1/2 cup shortening (Lard could be substituted for the shortening.)
1/2 teaspoon salt + 1/2 teaspoon salt
1/2 large onion, sliced
1 tablespoon curry powder
1/4 teaspoon paprika
1 cup milk
1/2 cup light cream
2 tablespoons currant jelly
1 teaspoon lemon juice
Dip chicken pieces in water, then roll in 1/2 cup of flour to coat. Heat shortening in a frying pan using medium heat. Stir 1/2 teaspoon salt to the melted shortening. Place the coated chicken pieces in frying pan and cook until lightly browned. Turn the chicken to brown all sides.

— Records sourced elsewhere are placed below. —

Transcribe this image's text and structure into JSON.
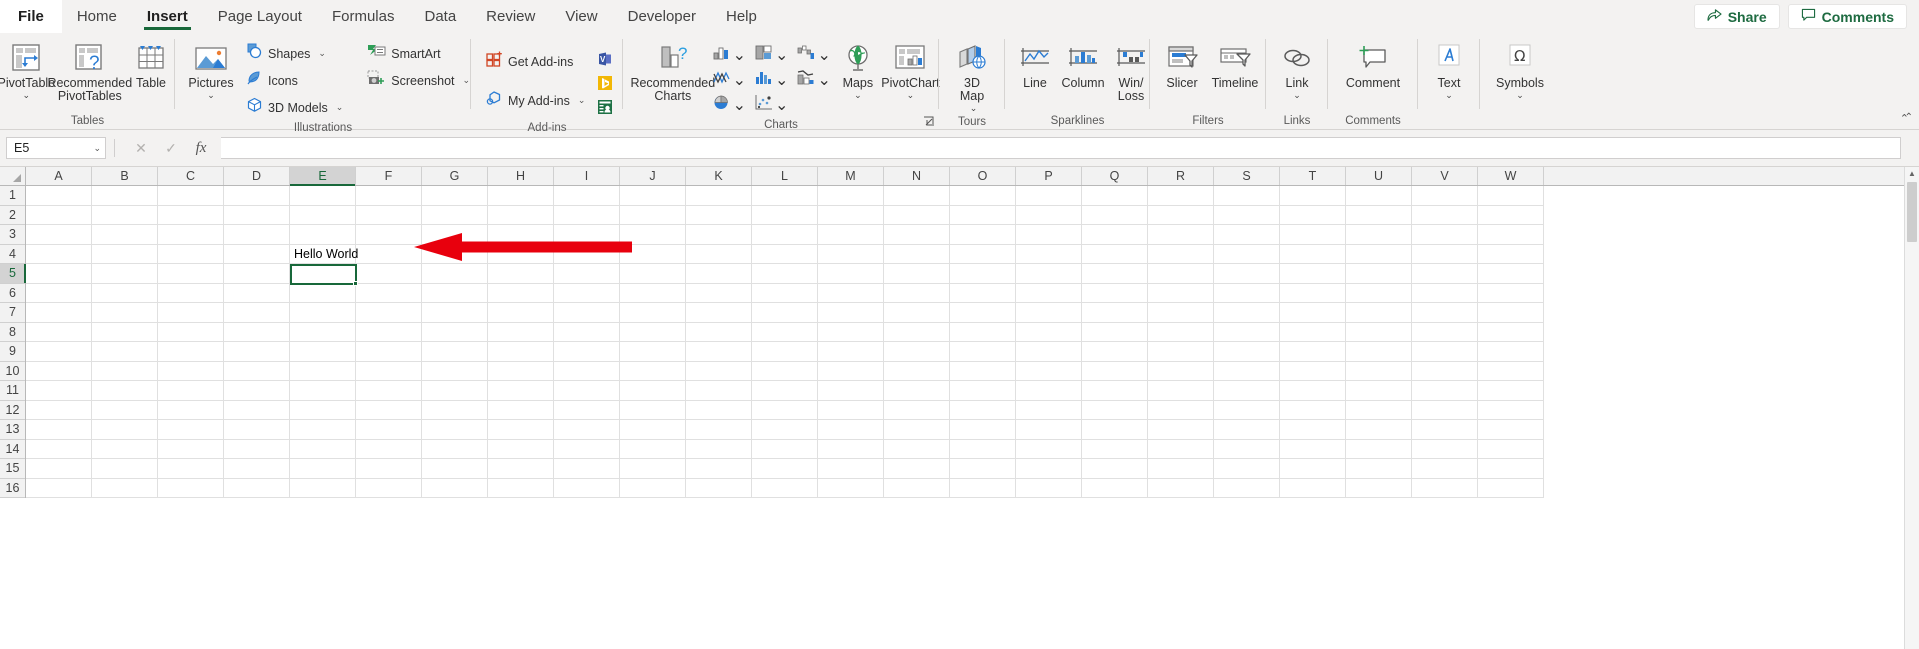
{
  "tabs": [
    {
      "label": "File",
      "state": "file"
    },
    {
      "label": "Home",
      "state": "normal"
    },
    {
      "label": "Insert",
      "state": "active"
    },
    {
      "label": "Page Layout",
      "state": "normal"
    },
    {
      "label": "Formulas",
      "state": "normal"
    },
    {
      "label": "Data",
      "state": "normal"
    },
    {
      "label": "Review",
      "state": "normal"
    },
    {
      "label": "View",
      "state": "normal"
    },
    {
      "label": "Developer",
      "state": "normal"
    },
    {
      "label": "Help",
      "state": "normal"
    }
  ],
  "titlebar": {
    "share_label": "Share",
    "share_icon": "share-icon",
    "comments_label": "Comments",
    "comments_icon": "comment-bubble-icon"
  },
  "ribbon": {
    "groups": [
      {
        "name": "tables",
        "label": "Tables",
        "big_buttons": [
          {
            "label": "PivotTable",
            "icon": "pivot-table-icon",
            "caret": true
          },
          {
            "label": "Recommended PivotTables",
            "icon": "recommended-pivot-tables-icon",
            "caret": false
          },
          {
            "label": "Table",
            "icon": "table-icon",
            "caret": false
          }
        ]
      },
      {
        "name": "illustrations",
        "label": "Illustrations",
        "big_buttons": [
          {
            "label": "Pictures",
            "icon": "pictures-icon",
            "caret": true
          }
        ],
        "small_columns": [
          [
            {
              "label": "Shapes",
              "icon": "shapes-icon",
              "caret": true
            },
            {
              "label": "Icons",
              "icon": "icons-icon",
              "caret": false
            },
            {
              "label": "3D Models",
              "icon": "3d-models-icon",
              "caret": true
            }
          ],
          [
            {
              "label": "SmartArt",
              "icon": "smartart-icon",
              "caret": false
            },
            {
              "label": "Screenshot",
              "icon": "screenshot-icon",
              "caret": true
            }
          ]
        ]
      },
      {
        "name": "add-ins",
        "label": "Add-ins",
        "small_columns": [
          [
            {
              "label": "Get Add-ins",
              "icon": "get-addins-icon",
              "caret": false
            },
            {
              "label": "My Add-ins",
              "icon": "my-addins-icon",
              "caret": true
            }
          ]
        ],
        "mini_icons": [
          "visio-addin-icon",
          "bing-maps-addin-icon",
          "people-graph-addin-icon"
        ]
      },
      {
        "name": "charts",
        "label": "Charts",
        "big_buttons": [
          {
            "label": "Recommended Charts",
            "icon": "recommended-charts-icon",
            "caret": false
          }
        ],
        "chart_grid": [
          "column-bar-chart-icon",
          "hierarchy-chart-icon",
          "waterfall-chart-icon",
          "line-area-chart-icon",
          "statistic-chart-icon",
          "combo-chart-icon",
          "pie-doughnut-chart-icon",
          "scatter-bubble-chart-icon",
          "blank-chart-icon"
        ],
        "big_buttons_right": [
          {
            "label": "Maps",
            "icon": "maps-globe-icon",
            "caret": true
          },
          {
            "label": "PivotChart",
            "icon": "pivot-chart-icon",
            "caret": true
          }
        ],
        "has_dialog_launcher": true
      },
      {
        "name": "tours",
        "label": "Tours",
        "big_buttons": [
          {
            "label": "3D Map",
            "icon": "3d-map-icon",
            "caret": true
          }
        ]
      },
      {
        "name": "sparklines",
        "label": "Sparklines",
        "big_buttons": [
          {
            "label": "Line",
            "icon": "sparkline-line-icon",
            "caret": false
          },
          {
            "label": "Column",
            "icon": "sparkline-column-icon",
            "caret": false
          },
          {
            "label": "Win/ Loss",
            "icon": "sparkline-winloss-icon",
            "caret": false
          }
        ]
      },
      {
        "name": "filters",
        "label": "Filters",
        "big_buttons": [
          {
            "label": "Slicer",
            "icon": "slicer-icon",
            "caret": false
          },
          {
            "label": "Timeline",
            "icon": "timeline-icon",
            "caret": false
          }
        ]
      },
      {
        "name": "links",
        "label": "Links",
        "big_buttons": [
          {
            "label": "Link",
            "icon": "link-icon",
            "caret": true
          }
        ]
      },
      {
        "name": "comments",
        "label": "Comments",
        "big_buttons": [
          {
            "label": "Comment",
            "icon": "new-comment-icon",
            "caret": false
          }
        ]
      },
      {
        "name": "text",
        "label": "",
        "big_buttons": [
          {
            "label": "Text",
            "icon": "text-box-icon",
            "caret": true
          }
        ]
      },
      {
        "name": "symbols",
        "label": "",
        "big_buttons": [
          {
            "label": "Symbols",
            "icon": "omega-symbol-icon",
            "caret": true
          }
        ]
      }
    ],
    "collapse_icon": "collapse-ribbon-icon"
  },
  "formula_bar": {
    "name_box_value": "E5",
    "name_box_caret": "chevron-down-icon",
    "cancel_icon": "cancel-icon",
    "enter_icon": "enter-check-icon",
    "function_icon": "insert-function-icon",
    "formula_value": "",
    "formula_placeholder": "",
    "expand_icon": "expand-formula-bar-icon"
  },
  "grid": {
    "columns": [
      "A",
      "B",
      "C",
      "D",
      "E",
      "F",
      "G",
      "H",
      "I",
      "J",
      "K",
      "L",
      "M",
      "N",
      "O",
      "P",
      "Q",
      "R",
      "S",
      "T",
      "U",
      "V",
      "W"
    ],
    "rows": [
      "1",
      "2",
      "3",
      "4",
      "5",
      "6",
      "7",
      "8",
      "9",
      "10",
      "11",
      "12",
      "13",
      "14",
      "15",
      "16"
    ],
    "selected_column": "E",
    "selected_row": "5",
    "selected_cell": "E5",
    "cell_values": [
      {
        "cell": "E4",
        "row": 4,
        "col": 5,
        "value": "Hello World"
      }
    ],
    "scroll": {
      "up_arrow": "scroll-up-arrow",
      "down_arrow": "scroll-down-arrow"
    }
  },
  "annotations": {
    "arrow": {
      "name": "red-arrow-annotation",
      "color": "#e8000d",
      "direction": "left",
      "points_to": "E4"
    }
  },
  "colors": {
    "accent_green": "#18683a",
    "ribbon_bg": "#f3f2f1",
    "annotation_red": "#e8000d"
  }
}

In the meantime, preheat oven to 400° F. Line a baking sheet with foil, then put the pieces of browned chicken on baking sheet and place in oven. Bake until the chicken is completely cooked.
After the chicken is removed from the frying pan, strain the shortening. Return 3 tablespoons of shortening to the frying pan; then reheat using medium heat. (The remainder of the shortening can be discarded or used for another purpose.) Add sliced onions and stir occasionally; cook until lightly browned. Stir in 3 tablespoons flour, curry powder, paprika, and 1/2 teaspoon of salt. Continue stirring until hot and bubbly, then gradually add milk and cream while stirring constantly. Continue stirring until the mixture comes to a boil. Add currant jelly and lemon juice; stir until the jelly is dissolved. Removed from heat and strain. Serve the sauce with the chicken pieces and rice.
On these cold January days, Pot Roast with Potatoes, Onions, and Carrots is the classic comfort food. I used a hundred-year-old recipe to make this dish, and it was just as tasty now as it was a century ago.
Here’s the original recipe:
When, I made this dish, I used a chuck roast instead of soup or stewing meat. Here’s the recipe updated for modern cooks:
sprigs of parsley or celery leaves (I used celery leaves.)
Put the chuck roast in a dutch oven with 1 cup water; using high heat, bring to a boil. Reduce heat and simmer for 1 1/2 hours. Turn several times while cooking; add additional water as needed. Add potatoes, onions, carrots, salt, paprika, and 2 cups water. Cook for an additional 40 minutes. Put meat on a serving platter, then put the potatoes on one side of the meat and the carrots on the other. Put onions in a small bowl, and serve on the side.
Put the flour in a small bowl. While stirring constantly, slowly add 1/4 cup of water to make a smooth paste.
Bring the meat broth back to a boil, then stir in the flour slurry. Stir constantly until the mixture has thickened. Remove from heat. The gravy may be poured over the meat and vegetables, or served on the side. Garnish with sprigs of parsley or celery leaves.
Hundred-year-old Christmas menus sometimes included Mashed Turnips as a vegetable side dish, so I was pleased to find a 1918 recipe for Mashed Turnips. This rustic side dish has a delightful earthly, sweet, yet slightly bitter, flavor.
Wash and peel turnips; cut into slices or quarters. Put in a saucepan and cover with water; add salt. Using high heat bring to a boil, then reduce heat, and simmer until turnips are tender (approximately 35 – 45 minutes). Remove from heat and drain. Mash the cooked turnips, then stir in pepper and butter. Serve immediately.